J.J. Abrams knew exactly how fans would respond to Star Wars: The Force Awakens. Or, at least, a certain section of Star Wars fandom.

"I knew that, whatever we did, there would be a group of people — and I was just hoping and praying that it would be smaller than not — that would take issue with any number of things," Abrams says in the latest episode of THR's Awards Chatter podcast, admitting that everything about the project initially scared him. "But I knew we weren't making the movie for any other reason than we believed that it could be something meaningful and special and entertaining and worthy of people's time."

And sure enough, he has a response to complaints that The Force Awakens leans too heavily on homages from the original trilogy. "I can understand that someone might say, 'Oh, it's a complete rip-off!' " he says, adding, "What was important for me was introducing brand new characters using relationships that were embracing the history that we know to tell a story that is new — to go backwards to go forwards."

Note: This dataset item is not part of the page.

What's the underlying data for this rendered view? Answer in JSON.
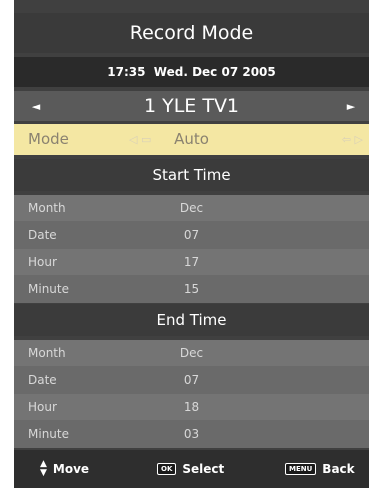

As to what lies ahead for the Star Wars series, Abrams reveals that he did have the opportunity to stay on the series for future installments, but demurred. "I realized when I was working on [The Force Awakens], the amount of energy that was required to tell the story, and do it justice, knowing when Episode VIII would start shooting, there was no way — if I wanted to still have my children talk to me in my old age — that doing that would make any sense," he says. "If The Force Awakens worked, it was the perfect place to say, 'I got to make a Star Wars movie,' and not be a greedy bastard. If it didn't work, no-one would want me doing it anyway."

That doesn't mean that he doesn't have any idea what's coming for Luke, Rey and the rest of the team. "Larry [Kasdan] and I had a bunch of thoughts of where certain things could go and we shared those things with Rian Johnson, who's directing VIII," he says. "He had things that he came up with where he asked if it was possible if we could make some adjustments with what we were doing at the end, most of which we did — there were just a couple that didn't feel right, so he made adjustments — but it was just collaboration."

Abrams' also discusses in the podcast his concerns about accepting the Star Wars job in the first place, the influence of the Harry Potter movies on Force Awakens casting, the differences between Star Trek and Star Wars and where Abrams' loyalties lie as a fan. The episode is available on iTunes or can be listened to here.